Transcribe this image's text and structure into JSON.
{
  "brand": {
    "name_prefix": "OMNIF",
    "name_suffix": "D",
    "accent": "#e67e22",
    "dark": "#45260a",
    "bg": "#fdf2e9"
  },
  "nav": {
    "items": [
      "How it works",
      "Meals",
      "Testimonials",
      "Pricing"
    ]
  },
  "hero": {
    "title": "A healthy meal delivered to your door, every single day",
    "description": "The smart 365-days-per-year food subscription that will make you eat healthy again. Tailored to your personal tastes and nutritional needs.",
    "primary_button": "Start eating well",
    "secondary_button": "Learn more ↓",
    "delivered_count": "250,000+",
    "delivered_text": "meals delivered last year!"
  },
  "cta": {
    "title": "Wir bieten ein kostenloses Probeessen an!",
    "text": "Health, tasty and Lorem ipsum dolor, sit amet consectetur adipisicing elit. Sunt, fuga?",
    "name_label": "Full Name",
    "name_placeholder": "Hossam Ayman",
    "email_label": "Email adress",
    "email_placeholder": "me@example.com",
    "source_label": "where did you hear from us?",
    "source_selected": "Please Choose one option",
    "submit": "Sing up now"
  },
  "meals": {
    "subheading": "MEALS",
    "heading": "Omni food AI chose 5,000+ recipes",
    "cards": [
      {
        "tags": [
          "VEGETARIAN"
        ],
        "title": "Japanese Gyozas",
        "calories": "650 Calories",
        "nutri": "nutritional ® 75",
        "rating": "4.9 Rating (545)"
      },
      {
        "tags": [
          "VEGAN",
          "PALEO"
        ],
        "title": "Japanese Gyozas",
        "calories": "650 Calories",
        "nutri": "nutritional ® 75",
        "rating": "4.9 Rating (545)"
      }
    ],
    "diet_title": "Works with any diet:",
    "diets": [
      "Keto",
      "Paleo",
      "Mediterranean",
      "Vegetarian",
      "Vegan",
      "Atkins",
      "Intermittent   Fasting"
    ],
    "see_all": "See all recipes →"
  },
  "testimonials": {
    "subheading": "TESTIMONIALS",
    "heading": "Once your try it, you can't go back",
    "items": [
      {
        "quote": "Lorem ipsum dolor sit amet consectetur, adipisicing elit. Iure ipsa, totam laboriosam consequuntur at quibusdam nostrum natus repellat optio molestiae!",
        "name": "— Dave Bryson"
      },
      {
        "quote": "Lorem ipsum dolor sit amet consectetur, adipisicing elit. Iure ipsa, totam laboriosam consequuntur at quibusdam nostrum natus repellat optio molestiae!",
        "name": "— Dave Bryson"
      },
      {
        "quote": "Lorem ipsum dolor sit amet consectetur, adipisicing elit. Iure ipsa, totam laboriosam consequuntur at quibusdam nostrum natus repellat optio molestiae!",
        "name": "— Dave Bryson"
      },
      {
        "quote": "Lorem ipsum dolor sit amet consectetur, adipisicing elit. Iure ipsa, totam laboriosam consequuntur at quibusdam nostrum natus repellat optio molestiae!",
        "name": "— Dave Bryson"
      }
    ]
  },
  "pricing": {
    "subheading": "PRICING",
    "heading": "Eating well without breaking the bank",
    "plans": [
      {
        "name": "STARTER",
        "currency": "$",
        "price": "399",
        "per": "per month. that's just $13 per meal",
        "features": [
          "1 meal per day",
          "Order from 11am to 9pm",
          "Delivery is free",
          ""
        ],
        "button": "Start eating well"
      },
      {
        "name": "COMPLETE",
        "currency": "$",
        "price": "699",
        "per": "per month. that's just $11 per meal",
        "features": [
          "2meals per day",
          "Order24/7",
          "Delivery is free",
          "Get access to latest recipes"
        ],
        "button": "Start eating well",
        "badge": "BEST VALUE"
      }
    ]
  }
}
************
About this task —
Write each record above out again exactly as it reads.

Task response —
Transcribe this image's text and structure into JSON.
{
  "brand": {
    "name_prefix": "OMNIF",
    "name_suffix": "D",
    "accent": "#e67e22",
    "dark": "#45260a",
    "bg": "#fdf2e9"
  },
  "nav": {
    "items": [
      "How it works",
      "Meals",
      "Testimonials",
      "Pricing"
    ]
  },
  "hero": {
    "title": "A healthy meal delivered to your door, every single day",
    "description": "The smart 365-days-per-year food subscription that will make you eat healthy again. Tailored to your personal tastes and nutritional needs.",
    "primary_button": "Start eating well",
    "secondary_button": "Learn more ↓",
    "delivered_count": "250,000+",
    "delivered_text": "meals delivered last year!"
  },
  "cta": {
    "title": "Wir bieten ein kostenloses Probeessen an!",
    "text": "Health, tasty and Lorem ipsum dolor, sit amet consectetur adipisicing elit. Sunt, fuga?",
    "name_label": "Full Name",
    "name_placeholder": "Hossam Ayman",
    "email_label": "Email adress",
    "email_placeholder": "me@example.com",
    "source_label": "where did you hear from us?",
    "source_selected": "Please Choose one option",
    "submit": "Sing up now"
  },
  "meals": {
    "subheading": "MEALS",
    "heading": "Omni food AI chose 5,000+ recipes",
    "cards": [
      {
        "tags": [
          "VEGETARIAN"
        ],
        "title": "Japanese Gyozas",
        "calories": "650 Calories",
        "nutri": "nutritional ® 75",
        "rating": "4.9 Rating (545)"
      },
      {
        "tags": [
          "VEGAN",
          "PALEO"
        ],
        "title": "Japanese Gyozas",
        "calories": "650 Calories",
        "nutri": "nutritional ® 75",
        "rating": "4.9 Rating (545)"
      }
    ],
    "diet_title": "Works with any diet:",
    "diets": [
      "Keto",
      "Paleo",
      "Mediterranean",
      "Vegetarian",
      "Vegan",
      "Atkins",
      "Intermittent   Fasting"
    ],
    "see_all": "See all recipes →"
  },
  "testimonials": {
    "subheading": "TESTIMONIALS",
    "heading": "Once your try it, you can't go back",
    "items": [
      {
        "quote": "Lorem ipsum dolor sit amet consectetur, adipisicing elit. Iure ipsa, totam laboriosam consequuntur at quibusdam nostrum natus repellat optio molestiae!",
        "name": "— Dave Bryson"
      },
      {
        "quote": "Lorem ipsum dolor sit amet consectetur, adipisicing elit. Iure ipsa, totam laboriosam consequuntur at quibusdam nostrum natus repellat optio molestiae!",
        "name": "— Dave Bryson"
      },
      {
        "quote": "Lorem ipsum dolor sit amet consectetur, adipisicing elit. Iure ipsa, totam laboriosam consequuntur at quibusdam nostrum natus repellat optio molestiae!",
        "name": "— Dave Bryson"
      },
      {
        "quote": "Lorem ipsum dolor sit amet consectetur, adipisicing elit. Iure ipsa, totam laboriosam consequuntur at quibusdam nostrum natus repellat optio molestiae!",
        "name": "— Dave Bryson"
      }
    ]
  },
  "pricing": {
    "subheading": "PRICING",
    "heading": "Eating well without breaking the bank",
    "plans": [
      {
        "name": "STARTER",
        "currency": "$",
        "price": "399",
        "per": "per month. that's just $13 per meal",
        "features": [
          "1 meal per day",
          "Order from 11am to 9pm",
          "Delivery is free",
          ""
        ],
        "button": "Start eating well"
      },
      {
        "name": "COMPLETE",
        "currency": "$",
        "price": "699",
        "per": "per month. that's just $11 per meal",
        "features": [
          "2meals per day",
          "Order24/7",
          "Delivery is free",
          "Get access to latest recipes"
        ],
        "button": "Start eating well",
        "badge": "BEST VALUE"
      }
    ]
  }
}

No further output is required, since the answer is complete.